The Labour court has ruled against the Nairobi Hospital in a legal battle over the revision of its employees’ working hours from 40 to 45 per week.
The court said Friday that the move by the hospital which was done without consultation of employees is “unattractive”.
“There must have been a public policy consideration behind the statutory requirement to consult with the employee before revising the prescribed employment particulars,” Justice Stephen Radido said in his ruling.
He added that promotion of social justice in the workplace is recognised by the International Labour Organisation and that social justice in the workplace cannot be realised without dialogue between the tripartite partners.
The ruling comes after the Kenya Medical Practitioners, Pharmacists and Dentists Union (KMPDU) moved to court to stop the revision of working hours of the hosptial’s health workers from 40 a week to 45 per week.
In a signed affidavit, the Nairobi KMPDU branch secretary Thuranira Kaugiria said the facility is adamant that those who fail to comply with the new policy have been told that they may face adverse action including citation, disciplinary action, victimisation and or termination.
Nairobi Hospital had sent a memo to its staff informing them that due to the nature of the hospital’s operations as a 24-hour essential services provider all employees are required to work 45 hours a week, or 180 hours per month and be flexible depending on the required work arrangement and business exigencies.
“In this regard and for the mutual benefit of our patients, the Hospital, staff, and all stakeholders, all employees who signed a contract of employment to work 40 hours’ week will be required to sign an addendum to the employment contract to this effect,” the hospital told the staff.
Speaking to the Nation Dr Kaugiria said that employers must regularly consult with their employees before rushing into making decisions that directly affect them.
“Justice Radido has set precedence in employer employee relationship.
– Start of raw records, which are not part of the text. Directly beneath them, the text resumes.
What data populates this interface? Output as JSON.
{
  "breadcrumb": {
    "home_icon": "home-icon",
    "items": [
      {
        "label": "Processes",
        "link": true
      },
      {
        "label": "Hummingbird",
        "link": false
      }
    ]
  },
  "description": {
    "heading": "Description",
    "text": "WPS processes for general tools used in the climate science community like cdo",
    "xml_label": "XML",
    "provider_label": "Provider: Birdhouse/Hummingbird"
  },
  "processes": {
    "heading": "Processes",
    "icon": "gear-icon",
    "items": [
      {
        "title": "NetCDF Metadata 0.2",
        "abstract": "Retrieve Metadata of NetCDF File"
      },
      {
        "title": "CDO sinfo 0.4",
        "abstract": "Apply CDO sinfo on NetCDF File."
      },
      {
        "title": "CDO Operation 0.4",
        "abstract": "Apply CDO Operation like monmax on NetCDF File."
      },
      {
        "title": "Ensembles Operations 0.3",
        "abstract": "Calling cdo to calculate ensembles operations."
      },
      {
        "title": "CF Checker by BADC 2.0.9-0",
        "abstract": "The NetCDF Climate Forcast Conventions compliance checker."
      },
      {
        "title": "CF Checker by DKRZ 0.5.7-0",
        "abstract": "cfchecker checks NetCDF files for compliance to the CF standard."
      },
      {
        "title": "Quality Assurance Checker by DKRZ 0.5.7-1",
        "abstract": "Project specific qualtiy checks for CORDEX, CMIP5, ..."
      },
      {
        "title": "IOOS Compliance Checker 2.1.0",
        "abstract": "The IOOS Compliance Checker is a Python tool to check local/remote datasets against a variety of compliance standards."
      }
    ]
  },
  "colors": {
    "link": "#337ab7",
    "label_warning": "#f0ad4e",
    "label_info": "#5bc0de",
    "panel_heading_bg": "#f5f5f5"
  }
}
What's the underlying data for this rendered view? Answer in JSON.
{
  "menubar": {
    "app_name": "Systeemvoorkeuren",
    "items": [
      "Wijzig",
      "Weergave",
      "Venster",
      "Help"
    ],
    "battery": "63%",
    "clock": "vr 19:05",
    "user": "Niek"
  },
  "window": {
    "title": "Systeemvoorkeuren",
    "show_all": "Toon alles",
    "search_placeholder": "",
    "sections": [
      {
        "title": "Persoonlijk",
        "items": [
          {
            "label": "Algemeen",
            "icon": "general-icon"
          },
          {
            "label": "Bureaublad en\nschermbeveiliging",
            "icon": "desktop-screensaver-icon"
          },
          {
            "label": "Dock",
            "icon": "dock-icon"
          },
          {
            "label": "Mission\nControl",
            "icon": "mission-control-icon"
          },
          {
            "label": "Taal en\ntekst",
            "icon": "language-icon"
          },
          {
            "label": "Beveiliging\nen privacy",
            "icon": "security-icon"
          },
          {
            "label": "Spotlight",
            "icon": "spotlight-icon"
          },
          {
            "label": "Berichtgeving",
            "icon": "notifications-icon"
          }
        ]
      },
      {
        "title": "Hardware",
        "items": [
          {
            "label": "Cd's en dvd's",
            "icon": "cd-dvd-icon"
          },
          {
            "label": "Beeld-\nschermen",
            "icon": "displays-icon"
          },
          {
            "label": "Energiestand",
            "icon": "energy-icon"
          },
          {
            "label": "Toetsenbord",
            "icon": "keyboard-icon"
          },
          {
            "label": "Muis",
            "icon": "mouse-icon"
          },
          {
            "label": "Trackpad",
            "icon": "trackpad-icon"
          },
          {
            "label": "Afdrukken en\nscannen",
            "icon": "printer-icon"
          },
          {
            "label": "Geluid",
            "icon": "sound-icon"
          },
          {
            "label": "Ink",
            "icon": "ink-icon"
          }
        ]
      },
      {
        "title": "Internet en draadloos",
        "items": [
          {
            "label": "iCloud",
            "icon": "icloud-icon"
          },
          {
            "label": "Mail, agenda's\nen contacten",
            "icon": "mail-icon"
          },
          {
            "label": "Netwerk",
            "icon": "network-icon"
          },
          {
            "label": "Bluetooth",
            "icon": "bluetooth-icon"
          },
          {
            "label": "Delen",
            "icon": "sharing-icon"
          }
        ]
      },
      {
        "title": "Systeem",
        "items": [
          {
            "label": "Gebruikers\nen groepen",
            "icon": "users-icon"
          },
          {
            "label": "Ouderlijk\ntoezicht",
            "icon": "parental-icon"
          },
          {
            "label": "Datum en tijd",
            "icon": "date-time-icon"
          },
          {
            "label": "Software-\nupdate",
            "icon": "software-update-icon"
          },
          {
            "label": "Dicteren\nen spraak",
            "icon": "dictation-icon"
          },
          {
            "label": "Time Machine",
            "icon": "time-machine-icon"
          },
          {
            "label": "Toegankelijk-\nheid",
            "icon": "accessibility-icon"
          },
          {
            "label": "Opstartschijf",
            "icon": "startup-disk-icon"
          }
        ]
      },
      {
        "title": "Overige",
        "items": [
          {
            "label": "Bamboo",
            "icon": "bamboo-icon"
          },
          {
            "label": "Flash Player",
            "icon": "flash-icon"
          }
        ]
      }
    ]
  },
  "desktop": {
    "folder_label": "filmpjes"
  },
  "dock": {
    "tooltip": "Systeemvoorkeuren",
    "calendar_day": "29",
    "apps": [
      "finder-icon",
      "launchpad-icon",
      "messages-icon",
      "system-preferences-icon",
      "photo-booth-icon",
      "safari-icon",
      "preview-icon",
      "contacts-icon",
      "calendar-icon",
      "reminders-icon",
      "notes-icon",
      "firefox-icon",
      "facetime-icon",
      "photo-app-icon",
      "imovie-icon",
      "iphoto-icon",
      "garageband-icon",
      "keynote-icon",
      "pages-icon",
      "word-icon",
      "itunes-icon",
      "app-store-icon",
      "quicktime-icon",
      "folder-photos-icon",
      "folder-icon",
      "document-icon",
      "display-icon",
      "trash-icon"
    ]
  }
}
We are looking forward to further engagements with the Nairobi Hospital. This should be a warning to The Mater Hospital that has unilaterally amended doctor’s contracts before engaging them. We(KMPDU) will do anything possible to improve the welfare of our members,” he said.
This ruling is likely to set standard for the already ailing private hospitals in the country which have pushed into near financial ruin forcing many to ask medics to take a pay cut or extend their hours without extra pay.
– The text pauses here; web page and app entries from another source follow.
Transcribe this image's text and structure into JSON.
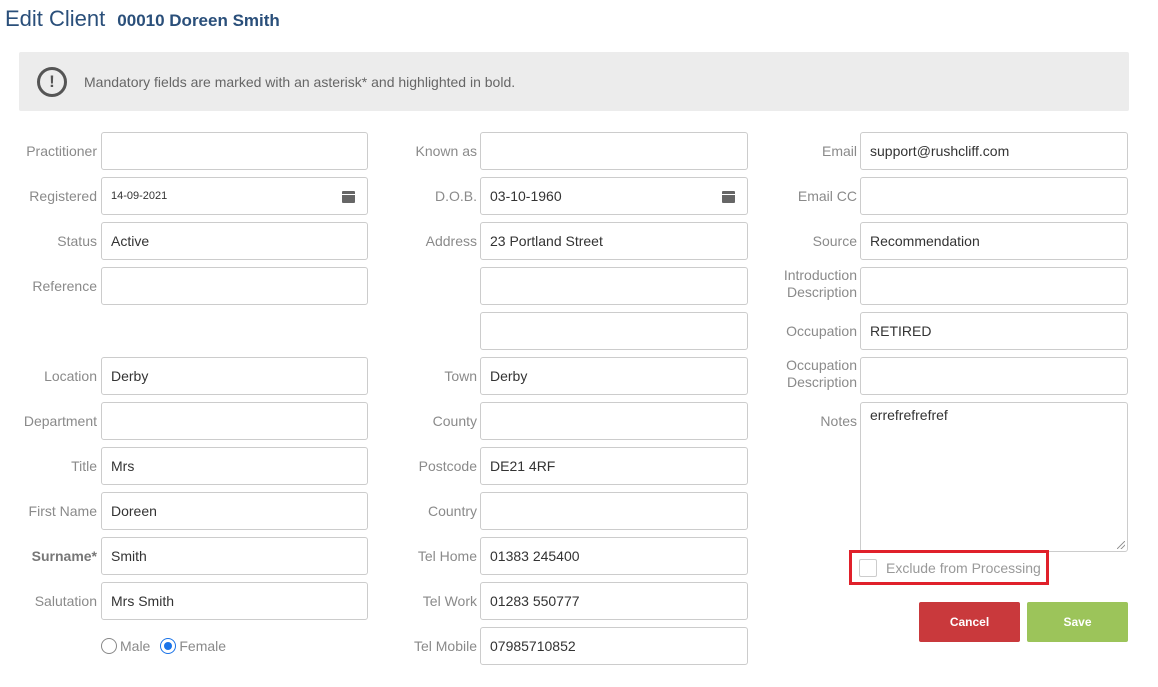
{
  "header": {
    "title": "Edit Client",
    "client": "00010 Doreen Smith"
  },
  "notice": {
    "icon": "info-icon",
    "text": "Mandatory fields are marked with an asterisk* and highlighted in bold."
  },
  "col1": {
    "practitioner": {
      "label": "Practitioner",
      "value": ""
    },
    "registered": {
      "label": "Registered",
      "value": "14-09-2021"
    },
    "status": {
      "label": "Status",
      "value": "Active"
    },
    "reference": {
      "label": "Reference",
      "value": ""
    },
    "location": {
      "label": "Location",
      "value": "Derby"
    },
    "department": {
      "label": "Department",
      "value": ""
    },
    "title": {
      "label": "Title",
      "value": "Mrs"
    },
    "first_name": {
      "label": "First Name",
      "value": "Doreen"
    },
    "surname": {
      "label": "Surname*",
      "value": "Smith"
    },
    "salutation": {
      "label": "Salutation",
      "value": "Mrs Smith"
    },
    "gender": {
      "male": "Male",
      "female": "Female",
      "selected": "Female"
    }
  },
  "col2": {
    "known_as": {
      "label": "Known as",
      "value": ""
    },
    "dob": {
      "label": "D.O.B.",
      "value": "03-10-1960"
    },
    "address": {
      "label": "Address",
      "line1": "23 Portland Street",
      "line2": "",
      "line3": ""
    },
    "town": {
      "label": "Town",
      "value": "Derby"
    },
    "county": {
      "label": "County",
      "value": ""
    },
    "postcode": {
      "label": "Postcode",
      "value": "DE21 4RF"
    },
    "country": {
      "label": "Country",
      "value": ""
    },
    "tel_home": {
      "label": "Tel Home",
      "value": "01383 245400"
    },
    "tel_work": {
      "label": "Tel Work",
      "value": "01283 550777"
    },
    "tel_mobile": {
      "label": "Tel Mobile",
      "value": "07985710852"
    }
  },
  "col3": {
    "email": {
      "label": "Email",
      "value": "support@rushcliff.com"
    },
    "email_cc": {
      "label": "Email CC",
      "value": ""
    },
    "source": {
      "label": "Source",
      "value": "Recommendation"
    },
    "intro_desc": {
      "label1": "Introduction",
      "label2": "Description",
      "value": ""
    },
    "occupation": {
      "label": "Occupation",
      "value": "RETIRED"
    },
    "occ_desc": {
      "label1": "Occupation",
      "label2": "Description",
      "value": ""
    },
    "notes": {
      "label": "Notes",
      "value": "errefrefrefref"
    },
    "exclude": {
      "label": "Exclude from Processing",
      "checked": false
    }
  },
  "buttons": {
    "cancel": "Cancel",
    "save": "Save"
  }
}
The growing costs and shrinking revenues are now forcing hospitals to ask their employees to take a pay cut even as the coronavirus cases continue to surge.
The Aga Khan University Hospital, MP Shah Hospital have already communicated with their staff their intention to cut their salaries.
Mater Hospital also recently announced pay cuts from June to September.